The task: The records below must be returned in full and unaltered.

Stored records:

((

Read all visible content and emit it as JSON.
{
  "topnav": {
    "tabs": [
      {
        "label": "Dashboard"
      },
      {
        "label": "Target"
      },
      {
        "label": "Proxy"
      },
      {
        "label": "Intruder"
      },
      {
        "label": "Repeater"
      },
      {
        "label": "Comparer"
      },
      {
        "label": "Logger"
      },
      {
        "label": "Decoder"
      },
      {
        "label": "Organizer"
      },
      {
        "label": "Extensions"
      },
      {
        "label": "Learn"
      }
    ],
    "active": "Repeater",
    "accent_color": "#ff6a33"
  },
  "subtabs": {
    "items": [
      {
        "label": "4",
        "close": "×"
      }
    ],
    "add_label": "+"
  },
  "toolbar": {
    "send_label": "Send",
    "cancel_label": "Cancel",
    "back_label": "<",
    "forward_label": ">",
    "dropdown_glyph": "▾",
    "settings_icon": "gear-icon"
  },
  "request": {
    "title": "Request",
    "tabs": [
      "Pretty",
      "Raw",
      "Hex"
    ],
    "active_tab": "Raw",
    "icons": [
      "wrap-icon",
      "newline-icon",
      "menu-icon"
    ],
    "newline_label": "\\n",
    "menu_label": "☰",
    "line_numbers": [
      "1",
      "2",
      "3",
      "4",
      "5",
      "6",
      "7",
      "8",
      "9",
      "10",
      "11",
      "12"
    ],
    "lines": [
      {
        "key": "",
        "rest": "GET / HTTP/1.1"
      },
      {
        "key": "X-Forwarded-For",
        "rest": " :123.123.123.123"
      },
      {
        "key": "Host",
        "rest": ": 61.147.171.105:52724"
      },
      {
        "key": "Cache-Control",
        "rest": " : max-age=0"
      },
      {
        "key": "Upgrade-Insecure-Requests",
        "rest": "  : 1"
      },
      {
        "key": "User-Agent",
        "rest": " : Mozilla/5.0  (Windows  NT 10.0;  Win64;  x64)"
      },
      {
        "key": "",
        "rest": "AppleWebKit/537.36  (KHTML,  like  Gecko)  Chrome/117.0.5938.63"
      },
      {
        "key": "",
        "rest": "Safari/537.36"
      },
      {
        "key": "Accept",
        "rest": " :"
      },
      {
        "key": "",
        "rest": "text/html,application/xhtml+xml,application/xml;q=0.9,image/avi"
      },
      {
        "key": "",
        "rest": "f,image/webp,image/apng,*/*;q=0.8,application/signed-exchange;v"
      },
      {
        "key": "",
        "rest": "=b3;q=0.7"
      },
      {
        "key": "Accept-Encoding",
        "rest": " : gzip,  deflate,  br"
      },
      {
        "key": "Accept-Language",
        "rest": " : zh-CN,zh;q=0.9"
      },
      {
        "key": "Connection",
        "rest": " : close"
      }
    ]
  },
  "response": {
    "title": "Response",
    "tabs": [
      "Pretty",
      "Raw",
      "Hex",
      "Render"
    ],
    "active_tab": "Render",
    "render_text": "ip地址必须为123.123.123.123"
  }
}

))

Answer:
Read all visible content and emit it as JSON.
{
  "topnav": {
    "tabs": [
      {
        "label": "Dashboard"
      },
      {
        "label": "Target"
      },
      {
        "label": "Proxy"
      },
      {
        "label": "Intruder"
      },
      {
        "label": "Repeater"
      },
      {
        "label": "Comparer"
      },
      {
        "label": "Logger"
      },
      {
        "label": "Decoder"
      },
      {
        "label": "Organizer"
      },
      {
        "label": "Extensions"
      },
      {
        "label": "Learn"
      }
    ],
    "active": "Repeater",
    "accent_color": "#ff6a33"
  },
  "subtabs": {
    "items": [
      {
        "label": "4",
        "close": "×"
      }
    ],
    "add_label": "+"
  },
  "toolbar": {
    "send_label": "Send",
    "cancel_label": "Cancel",
    "back_label": "<",
    "forward_label": ">",
    "dropdown_glyph": "▾",
    "settings_icon": "gear-icon"
  },
  "request": {
    "title": "Request",
    "tabs": [
      "Pretty",
      "Raw",
      "Hex"
    ],
    "active_tab": "Raw",
    "icons": [
      "wrap-icon",
      "newline-icon",
      "menu-icon"
    ],
    "newline_label": "\\n",
    "menu_label": "☰",
    "line_numbers": [
      "1",
      "2",
      "3",
      "4",
      "5",
      "6",
      "7",
      "8",
      "9",
      "10",
      "11",
      "12"
    ],
    "lines": [
      {
        "key": "",
        "rest": "GET / HTTP/1.1"
      },
      {
        "key": "X-Forwarded-For",
        "rest": " :123.123.123.123"
      },
      {
        "key": "Host",
        "rest": ": 61.147.171.105:52724"
      },
      {
        "key": "Cache-Control",
        "rest": " : max-age=0"
      },
      {
        "key": "Upgrade-Insecure-Requests",
        "rest": "  : 1"
      },
      {
        "key": "User-Agent",
        "rest": " : Mozilla/5.0  (Windows  NT 10.0;  Win64;  x64)"
      },
      {
        "key": "",
        "rest": "AppleWebKit/537.36  (KHTML,  like  Gecko)  Chrome/117.0.5938.63"
      },
      {
        "key": "",
        "rest": "Safari/537.36"
      },
      {
        "key": "Accept",
        "rest": " :"
      },
      {
        "key": "",
        "rest": "text/html,application/xhtml+xml,application/xml;q=0.9,image/avi"
      },
      {
        "key": "",
        "rest": "f,image/webp,image/apng,*/*;q=0.8,application/signed-exchange;v"
      },
      {
        "key": "",
        "rest": "=b3;q=0.7"
      },
      {
        "key": "Accept-Encoding",
        "rest": " : gzip,  deflate,  br"
      },
      {
        "key": "Accept-Language",
        "rest": " : zh-CN,zh;q=0.9"
      },
      {
        "key": "Connection",
        "rest": " : close"
      }
    ]
  },
  "response": {
    "title": "Response",
    "tabs": [
      "Pretty",
      "Raw",
      "Hex",
      "Render"
    ],
    "active_tab": "Render",
    "render_text": "ip地址必须为123.123.123.123"
  }
}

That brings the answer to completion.